“Arab Americans are white?” This question—commonly posed as a demonstration of shock or surprise—highlights the dissonance between how “Arab” and “white” are discursively imagined and understood in the United States today.
For years, advocates have pushed the Census Bureau for a box for people of Middle Eastern or North African descent. Now, the bureau recommends one. Some worry the data may be misused in surveillance.
Definition of race can vary from country to country, and the use of the ‘one drop rule’ – as defined in law – is particular only to the USA. Similarly in the UK, as with the USA, despite a significant proportion of individuals self-defining as Mixed Race whilst partaking in respective census measures, the media in each country has continued to define ‘people of colour’ as black.Tuesday, 2017-01-17 00:03Z
The definition of race has come under scrutiny by a number of researchers (Case, 2012; Soudien, 2010; Rose & Paisley, 2012). This can include the arguments surrounding the ‘one drop rule.’ This has its origin in the racial segregation laws in the USA that defines the extent to which any person can be considered African-American […]
‘The Beautiful Faces of my Black People’: race, ethnicity and the politics of Colombia’s 2005 censusFriday, 2017-01-06 02:22Z
‘The Beautiful Faces of my Black People’: race, ethnicity and the politics of Colombia’s 2005 census Ethnic and Racial Studies Volume 36, 2013 – Issue 10: Rethinking Race, Racism, Identity, and Ideology in Latin America Pages 1544-1563 DOI: 10.1080/01419870.2013.791398 Tianna S. Paschel, Assistant Professor of African American Studies University of California, Berkeley The recent multicultural […]
A U.S. Census proposal to add category for people of Middle Eastern descent makes some uneasy The Washington Post 2016-10-21 Tara Bahrampour For the first time in four decades, the federal government is poised to add a new ethnic category to the U.S. census form, adding a box for people of Middle Eastern and North […]
Federal officials may revamp how Americans identify race, ethnicity on census and other forms Pew Research Center 2016-10-04 D’Vera Cohn, Senior Writer/Editor Federal officials are moving ahead with the most important potential changes in two decades in how the government asks Americans about their racial and Hispanic identity. They include combining separate race and Hispanic […]
And there, we see that in 1940—the first and most recent census in the list—before my mother was born and when my grandmother was a widow by her first husband, my grandmother and her first five children, ages 13, 10, 8, 6, and 1, are all classified as “C” for “colored.”Wednesday, 2016-09-07 01:28Z
And yet, it is shockingly easy for me to locate the information. Instead of showing us the microfiche records that I thought we’d have to comb through, the librarian says it’s easier if we just access their subscription to Ancestry.com, and so leads us past the exhibits to the room with the large wooden desks […]

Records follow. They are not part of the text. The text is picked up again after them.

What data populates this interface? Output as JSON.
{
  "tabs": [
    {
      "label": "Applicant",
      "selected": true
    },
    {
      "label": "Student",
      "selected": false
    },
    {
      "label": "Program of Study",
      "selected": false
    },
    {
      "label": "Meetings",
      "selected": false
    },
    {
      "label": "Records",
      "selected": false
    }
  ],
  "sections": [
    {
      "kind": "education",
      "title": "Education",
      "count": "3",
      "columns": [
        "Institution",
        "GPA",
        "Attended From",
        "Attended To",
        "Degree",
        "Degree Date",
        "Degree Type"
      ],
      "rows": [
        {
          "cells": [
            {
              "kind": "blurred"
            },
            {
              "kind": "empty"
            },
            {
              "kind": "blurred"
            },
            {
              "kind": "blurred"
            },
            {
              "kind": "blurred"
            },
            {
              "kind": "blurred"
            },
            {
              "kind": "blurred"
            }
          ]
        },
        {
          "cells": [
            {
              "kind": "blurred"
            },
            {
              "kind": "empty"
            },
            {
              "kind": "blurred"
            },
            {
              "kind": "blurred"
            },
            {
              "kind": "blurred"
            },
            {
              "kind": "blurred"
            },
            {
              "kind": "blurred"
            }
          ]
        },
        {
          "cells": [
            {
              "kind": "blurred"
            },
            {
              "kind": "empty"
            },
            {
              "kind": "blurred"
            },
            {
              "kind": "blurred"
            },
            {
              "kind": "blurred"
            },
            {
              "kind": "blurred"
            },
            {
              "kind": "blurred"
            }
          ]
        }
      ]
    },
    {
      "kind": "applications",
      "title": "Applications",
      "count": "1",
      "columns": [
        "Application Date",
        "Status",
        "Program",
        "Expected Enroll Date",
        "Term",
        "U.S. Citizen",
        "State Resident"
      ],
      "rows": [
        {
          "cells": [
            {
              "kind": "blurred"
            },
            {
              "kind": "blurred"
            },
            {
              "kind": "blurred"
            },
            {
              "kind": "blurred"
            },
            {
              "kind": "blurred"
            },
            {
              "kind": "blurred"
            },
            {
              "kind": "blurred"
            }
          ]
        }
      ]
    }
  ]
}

The face of change: Census racial categories aren’t so black and white The Dallas Morning News 2016-08-19 Jill Cowan, Staff Writer Gloria Fortner, 13, says she values all of the influences of her parentage. Her father, Bruce Fortner, is a black pastor, and her mother, Florencia Velasco Fortner, is a Mexican immigrant who heads a […]
Seattle’s multiracial identity evolves along with census The Seattle Times 2016-08-18 Gene Balk Now that Americans can select more than one racial category, we rank high nationally in terms of multiracial population and percentage. TODAY — WHEN NEARLY 10 million Americans identify as multiracial — it’s strange to think that just a few decades ago, […]
Indian, African-Guyanese numbers continue to decline, census finds Stabroek News Georgetown, Guyana 2016-07-19 Staff Writer – mixed race, Amerindian populations still growing Although the country’s two largest ethnic groups, East Indian and African-Guyanese, continued to decline in their numbers between 2002 and 2012, the drop was offset by continued growth in the mixed race and […]